* _PROBLEM DESCRIPTION_:
Write out every line below that contains "legend".

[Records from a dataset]
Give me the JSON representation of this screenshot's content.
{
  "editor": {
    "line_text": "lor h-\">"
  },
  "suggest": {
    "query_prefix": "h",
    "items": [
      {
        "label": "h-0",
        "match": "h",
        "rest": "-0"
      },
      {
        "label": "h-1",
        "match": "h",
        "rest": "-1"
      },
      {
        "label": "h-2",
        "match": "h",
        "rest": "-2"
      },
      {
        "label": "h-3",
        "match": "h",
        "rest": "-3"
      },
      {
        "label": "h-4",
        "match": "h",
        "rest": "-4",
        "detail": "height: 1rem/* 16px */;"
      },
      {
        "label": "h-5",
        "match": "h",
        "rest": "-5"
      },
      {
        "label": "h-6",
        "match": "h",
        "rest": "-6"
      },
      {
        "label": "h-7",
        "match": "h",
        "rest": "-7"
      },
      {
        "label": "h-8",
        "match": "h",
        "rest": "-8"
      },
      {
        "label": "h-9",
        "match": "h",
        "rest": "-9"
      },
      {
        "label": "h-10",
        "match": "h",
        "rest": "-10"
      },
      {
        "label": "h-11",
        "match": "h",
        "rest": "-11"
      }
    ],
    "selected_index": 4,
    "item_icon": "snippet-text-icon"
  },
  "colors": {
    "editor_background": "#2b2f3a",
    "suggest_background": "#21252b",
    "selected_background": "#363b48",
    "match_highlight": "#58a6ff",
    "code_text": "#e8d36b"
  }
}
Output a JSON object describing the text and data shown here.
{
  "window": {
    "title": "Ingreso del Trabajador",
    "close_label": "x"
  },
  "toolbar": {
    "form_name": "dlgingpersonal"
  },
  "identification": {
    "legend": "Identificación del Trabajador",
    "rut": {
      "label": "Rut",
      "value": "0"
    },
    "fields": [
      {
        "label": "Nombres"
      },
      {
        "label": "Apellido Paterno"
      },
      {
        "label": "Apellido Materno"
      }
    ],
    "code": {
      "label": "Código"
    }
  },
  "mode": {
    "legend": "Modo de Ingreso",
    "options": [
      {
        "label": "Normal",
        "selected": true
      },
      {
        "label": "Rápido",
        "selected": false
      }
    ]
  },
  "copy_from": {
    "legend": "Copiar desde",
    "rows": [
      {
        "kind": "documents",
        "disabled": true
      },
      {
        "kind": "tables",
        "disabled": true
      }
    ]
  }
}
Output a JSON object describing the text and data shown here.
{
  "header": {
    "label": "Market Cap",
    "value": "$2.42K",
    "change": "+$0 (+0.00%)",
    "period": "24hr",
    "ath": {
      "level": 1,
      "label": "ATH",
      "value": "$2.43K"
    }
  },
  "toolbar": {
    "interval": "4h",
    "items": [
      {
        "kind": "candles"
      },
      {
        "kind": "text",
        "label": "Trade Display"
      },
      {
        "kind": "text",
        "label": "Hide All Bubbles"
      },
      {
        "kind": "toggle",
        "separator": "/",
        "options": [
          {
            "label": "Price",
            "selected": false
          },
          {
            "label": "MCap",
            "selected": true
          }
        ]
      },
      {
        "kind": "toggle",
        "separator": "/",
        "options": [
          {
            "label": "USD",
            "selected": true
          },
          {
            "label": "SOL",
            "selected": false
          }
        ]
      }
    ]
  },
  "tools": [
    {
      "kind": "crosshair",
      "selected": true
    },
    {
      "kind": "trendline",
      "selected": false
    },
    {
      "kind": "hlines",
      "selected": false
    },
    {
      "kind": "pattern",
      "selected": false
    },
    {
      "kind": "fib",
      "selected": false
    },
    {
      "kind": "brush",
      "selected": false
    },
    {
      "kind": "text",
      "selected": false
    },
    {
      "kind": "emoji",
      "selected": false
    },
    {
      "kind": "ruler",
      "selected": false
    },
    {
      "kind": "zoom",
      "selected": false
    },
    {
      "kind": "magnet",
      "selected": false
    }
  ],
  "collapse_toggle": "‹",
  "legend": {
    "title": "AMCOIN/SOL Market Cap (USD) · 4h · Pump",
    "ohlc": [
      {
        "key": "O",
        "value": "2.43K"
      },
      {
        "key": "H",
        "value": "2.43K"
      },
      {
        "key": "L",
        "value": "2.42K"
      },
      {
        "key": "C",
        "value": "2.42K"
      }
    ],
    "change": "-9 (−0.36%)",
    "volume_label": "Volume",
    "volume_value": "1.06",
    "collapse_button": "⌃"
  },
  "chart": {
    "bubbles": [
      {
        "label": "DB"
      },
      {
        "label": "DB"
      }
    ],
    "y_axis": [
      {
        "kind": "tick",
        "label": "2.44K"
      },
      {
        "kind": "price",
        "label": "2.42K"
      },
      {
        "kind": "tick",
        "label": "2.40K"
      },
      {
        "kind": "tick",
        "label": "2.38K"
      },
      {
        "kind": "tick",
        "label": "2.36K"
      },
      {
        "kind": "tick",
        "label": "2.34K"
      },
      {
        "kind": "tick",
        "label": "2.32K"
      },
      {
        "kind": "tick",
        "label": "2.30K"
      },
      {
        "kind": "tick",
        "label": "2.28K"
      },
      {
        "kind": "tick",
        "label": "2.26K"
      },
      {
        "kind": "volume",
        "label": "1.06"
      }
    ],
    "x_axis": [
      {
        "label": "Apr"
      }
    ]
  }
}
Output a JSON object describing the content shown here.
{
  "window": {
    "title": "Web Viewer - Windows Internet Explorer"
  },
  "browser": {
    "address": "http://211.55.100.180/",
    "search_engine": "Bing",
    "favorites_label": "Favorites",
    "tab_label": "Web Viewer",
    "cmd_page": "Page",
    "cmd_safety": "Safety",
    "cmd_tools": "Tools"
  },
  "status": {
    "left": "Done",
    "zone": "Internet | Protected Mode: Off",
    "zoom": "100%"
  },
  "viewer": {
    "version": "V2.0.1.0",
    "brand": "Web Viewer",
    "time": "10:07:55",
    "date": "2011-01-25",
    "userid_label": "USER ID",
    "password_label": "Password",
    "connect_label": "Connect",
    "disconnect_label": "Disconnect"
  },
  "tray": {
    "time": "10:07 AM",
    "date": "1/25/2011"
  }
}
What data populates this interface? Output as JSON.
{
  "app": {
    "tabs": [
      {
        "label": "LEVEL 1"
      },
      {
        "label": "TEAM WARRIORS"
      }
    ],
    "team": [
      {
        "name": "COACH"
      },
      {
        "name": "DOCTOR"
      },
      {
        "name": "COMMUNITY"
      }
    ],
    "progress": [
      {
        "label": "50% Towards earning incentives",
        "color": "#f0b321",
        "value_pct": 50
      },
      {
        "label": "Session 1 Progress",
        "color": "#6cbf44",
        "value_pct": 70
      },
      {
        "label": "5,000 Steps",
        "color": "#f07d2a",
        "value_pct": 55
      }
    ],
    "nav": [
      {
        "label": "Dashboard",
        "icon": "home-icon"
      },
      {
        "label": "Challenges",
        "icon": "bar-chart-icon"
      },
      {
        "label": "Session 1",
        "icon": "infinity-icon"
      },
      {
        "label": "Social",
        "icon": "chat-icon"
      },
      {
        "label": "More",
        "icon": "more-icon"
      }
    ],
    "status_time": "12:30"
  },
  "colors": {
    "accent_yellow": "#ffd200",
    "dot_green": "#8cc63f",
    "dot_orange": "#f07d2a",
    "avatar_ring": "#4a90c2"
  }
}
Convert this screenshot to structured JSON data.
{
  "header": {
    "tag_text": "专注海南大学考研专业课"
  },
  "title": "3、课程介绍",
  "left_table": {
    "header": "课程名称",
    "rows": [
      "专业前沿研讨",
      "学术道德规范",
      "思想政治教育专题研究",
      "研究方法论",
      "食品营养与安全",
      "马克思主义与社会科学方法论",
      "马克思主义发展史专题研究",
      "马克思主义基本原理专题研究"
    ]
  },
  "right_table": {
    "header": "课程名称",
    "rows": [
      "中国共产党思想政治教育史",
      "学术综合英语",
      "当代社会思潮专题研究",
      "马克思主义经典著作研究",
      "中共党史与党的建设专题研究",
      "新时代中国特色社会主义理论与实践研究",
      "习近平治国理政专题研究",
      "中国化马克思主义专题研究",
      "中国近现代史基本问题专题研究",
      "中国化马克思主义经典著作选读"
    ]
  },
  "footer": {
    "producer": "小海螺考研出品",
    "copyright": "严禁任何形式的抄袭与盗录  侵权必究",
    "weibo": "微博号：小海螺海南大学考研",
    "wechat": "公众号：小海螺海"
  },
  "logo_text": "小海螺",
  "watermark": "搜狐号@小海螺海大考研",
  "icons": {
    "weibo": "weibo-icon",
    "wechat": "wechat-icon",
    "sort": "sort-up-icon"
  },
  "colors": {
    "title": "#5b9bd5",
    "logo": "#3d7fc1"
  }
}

* _OUTPUT_:
    "legend": "Identificación del Trabajador",
    "legend": "Modo de Ingreso",
    "legend": "Copiar desde",
  "legend": {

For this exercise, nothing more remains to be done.